Beerito Mexican Lager
Oskar Blues Brewery
$2.09/Can (12 oz)
I always throw a glance at the Oskar Blues shelf at the liquor store, because I generally like what they’re selling. I hadn’t noticed this one before- but no sooner had I seen it than I was confused by it. It’s called “Beerito,” but what does that mean? Is it just a Mexican-sounding name? Is it a blend between a Beer and a margarita (a masculine one, I guess… margarito)? Perhaps it’s a burrito-flavored beer? Or a mojito-flavored beer, and Oskar Blues just got Cuba confused with Mexico? The possibilities are endless!
The Brewer’s Pitch

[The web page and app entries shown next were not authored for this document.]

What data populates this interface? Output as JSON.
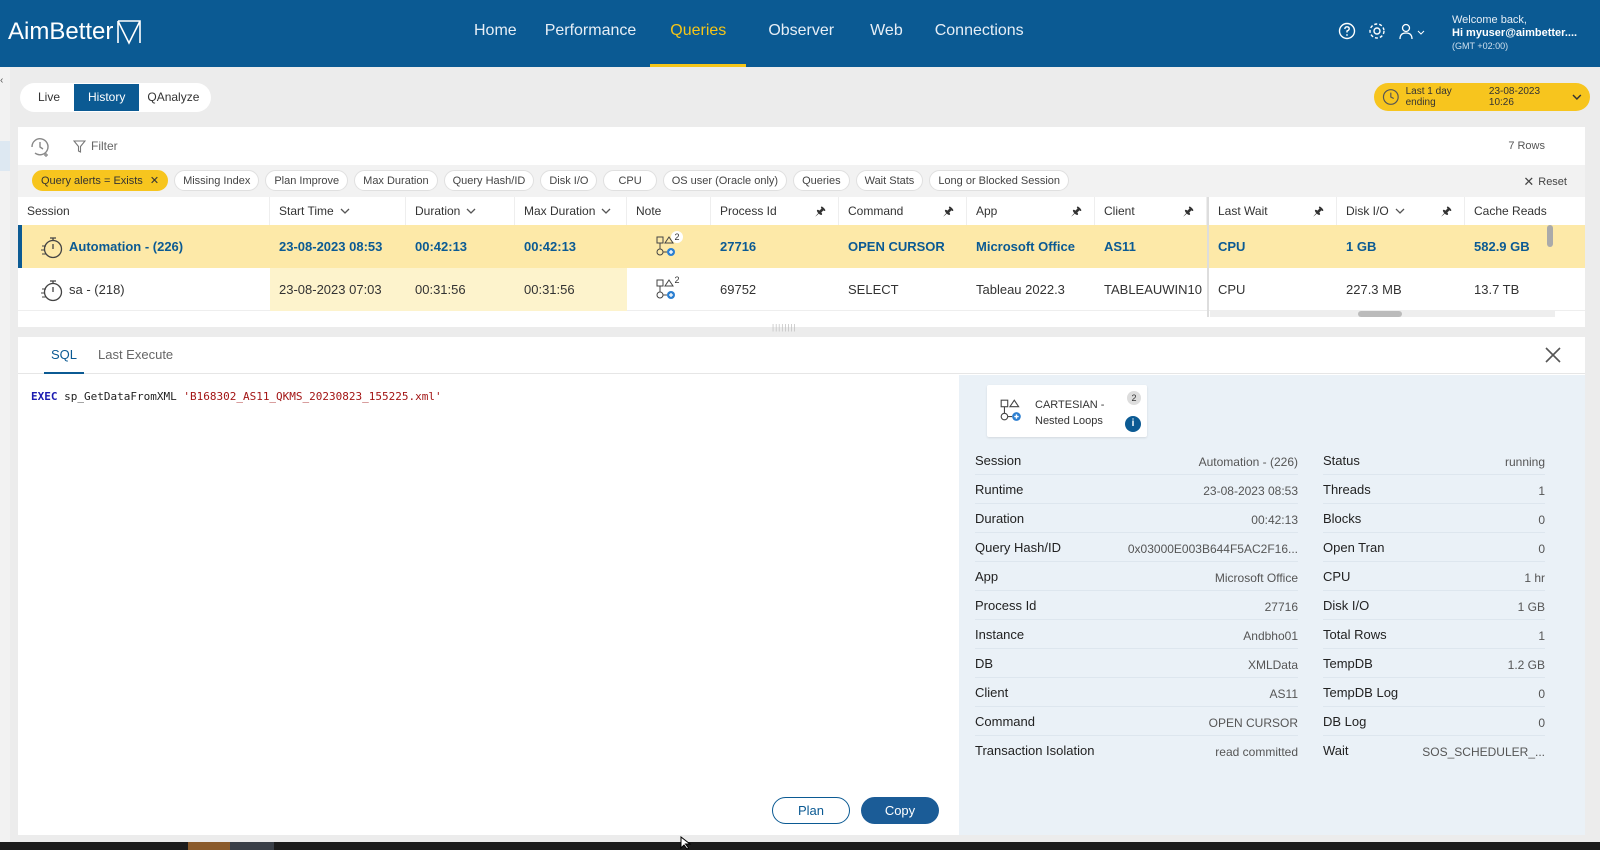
{
  "app": {
    "logo": "AimBetter",
    "nav": [
      "Home",
      "Performance",
      "Queries",
      "Observer",
      "Web",
      "Connections"
    ],
    "active_nav": "Queries",
    "user": {
      "welcome": "Welcome back,",
      "name": "Hi myuser@aimbetter....",
      "tz": "(GMT +02:00)"
    }
  },
  "mode_tabs": {
    "live": "Live",
    "history": "History",
    "qanalyze": "QAnalyze"
  },
  "time_range": {
    "label": "Last 1 day ending",
    "value": "23-08-2023 10:26"
  },
  "filter": {
    "label": "Filter",
    "rows_count": "7 Rows",
    "reset": "Reset",
    "chips": [
      {
        "label": "Query alerts = Exists",
        "active": true
      },
      {
        "label": "Missing Index"
      },
      {
        "label": "Plan Improve"
      },
      {
        "label": "Max Duration"
      },
      {
        "label": "Query Hash/ID"
      },
      {
        "label": "Disk I/O"
      },
      {
        "label": "CPU"
      },
      {
        "label": "OS user (Oracle only)"
      },
      {
        "label": "Queries"
      },
      {
        "label": "Wait Stats"
      },
      {
        "label": "Long or Blocked Session"
      }
    ]
  },
  "grid": {
    "columns": [
      "Session",
      "Start Time",
      "Duration",
      "Max Duration",
      "Note",
      "Process Id",
      "Command",
      "App",
      "Client",
      "Last Wait",
      "Disk I/O",
      "Cache Reads"
    ],
    "rows": [
      {
        "session": "Automation - (226)",
        "start_time": "23-08-2023 08:53",
        "duration": "00:42:13",
        "max_duration": "00:42:13",
        "note_count": "2",
        "process_id": "27716",
        "command": "OPEN CURSOR",
        "app": "Microsoft Office",
        "client": "AS11",
        "last_wait": "CPU",
        "disk_io": "1 GB",
        "cache_reads": "582.9 GB"
      },
      {
        "session": "sa - (218)",
        "start_time": "23-08-2023 07:03",
        "duration": "00:31:56",
        "max_duration": "00:31:56",
        "note_count": "2",
        "process_id": "69752",
        "command": "SELECT",
        "app": "Tableau 2022.3",
        "client": "TABLEAUWIN10",
        "last_wait": "CPU",
        "disk_io": "227.3 MB",
        "cache_reads": "13.7 TB"
      }
    ]
  },
  "detail": {
    "tabs": {
      "sql": "SQL",
      "last_execute": "Last Execute"
    },
    "sql": {
      "keyword": "EXEC",
      "proc": "sp_GetDataFromXML",
      "arg": "'B168302_AS11_QKMS_20230823_155225.xml'"
    },
    "plan_button": "Plan",
    "copy_button": "Copy",
    "plan_card": {
      "line1": "CARTESIAN -",
      "line2": "Nested Loops",
      "badge": "2",
      "info": "i"
    },
    "left_info": [
      {
        "k": "Session",
        "v": "Automation - (226)"
      },
      {
        "k": "Runtime",
        "v": "23-08-2023 08:53"
      },
      {
        "k": "Duration",
        "v": "00:42:13"
      },
      {
        "k": "Query Hash/ID",
        "v": "0x03000E003B644F5AC2F16..."
      },
      {
        "k": "App",
        "v": "Microsoft Office"
      },
      {
        "k": "Process Id",
        "v": "27716"
      },
      {
        "k": "Instance",
        "v": "Andbho01"
      },
      {
        "k": "DB",
        "v": "XMLData"
      },
      {
        "k": "Client",
        "v": "AS11"
      },
      {
        "k": "Command",
        "v": "OPEN CURSOR"
      },
      {
        "k": "Transaction Isolation",
        "v": "read committed"
      }
    ],
    "right_info": [
      {
        "k": "Status",
        "v": "running"
      },
      {
        "k": "Threads",
        "v": "1"
      },
      {
        "k": "Blocks",
        "v": "0"
      },
      {
        "k": "Open Tran",
        "v": "0"
      },
      {
        "k": "CPU",
        "v": "1 hr"
      },
      {
        "k": "Disk I/O",
        "v": "1 GB"
      },
      {
        "k": "Total Rows",
        "v": "1"
      },
      {
        "k": "TempDB",
        "v": "1.2 GB"
      },
      {
        "k": "TempDB Log",
        "v": "0"
      },
      {
        "k": "DB Log",
        "v": "0"
      },
      {
        "k": "Wait",
        "v": "SOS_SCHEDULER_..."
      }
    ]
  },
  "colors": {
    "brand": "#0b5a93",
    "accent": "#f5c518",
    "row_highlight": "#fde9a8"
  }
}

Oskar Blues’ opening gambit? Describing the beer’s name as “uncanny.” It’s NOT uncanny, it’s just confusing, and I think the brewery might not know what an adjective is. They also say the mouthfeel is “unique,” which is not a reassuring word. It destroys all the rules- a light bodied amber lager that uses Colorado malt to give it a surprisingly thick and creamy mouth feel. The flavor notes seem all over the place- grain, walnuts, toast, plum, honey, and cocoa (it sounds like what I assume breakfast in an English Boarding school is like, honestly). It’s a lot to pack into a mere 4.5% ABV beer, but Oskar Blues thinks they’re the ones to make it happen.
Beerito is a honey amber, the color of a good ginger ale. The head is thin and ragged, slightly off-white, and the nose is sweetly roasted and a bit smoky. It’s pretty light bodied and a bit coarse from lingering carbonation. The first hit is oak and walnuts combining for a slightly herbal and acidic flavor with tannic backgrounds. Lightly toasted oat bread makes up the center of the flavor but the oak continues to dominate- as the beer warmed the plant notes got stronger and stronger. Towards the finish there was a burst of jammy sweetness but again, it was pretty minor in comparison to the dominant flavors.
I’m no huge fan of sours, but I can see how they have their place. The sourness found in this beer is one I’ve just never been able to get behind. It’s that unpleasant bite you get when a bit of walnut shell sticks in the nutmeat and you eat it by mistake, or when you get dared to chew on some oak bark (don’t ask). It’s an insidious taste that undercuts whatever else was going on here. I can’t ding the beer too hard for it since, if I’d finished it promptly, it wouldn’t have been so bad. You know what I thought the entire way through this beer? I was thinking that Negro Modelo is what this beer wants to be: smooth, not too heavy, lightly sweet and smoky. Buy that instead.
The Bottom Line
The Oskar Blues page for this beer also includes a quote from “Malty Sanchez.” I’m not sure exactly where they were going with that but it makes me vaguely uncomfortable.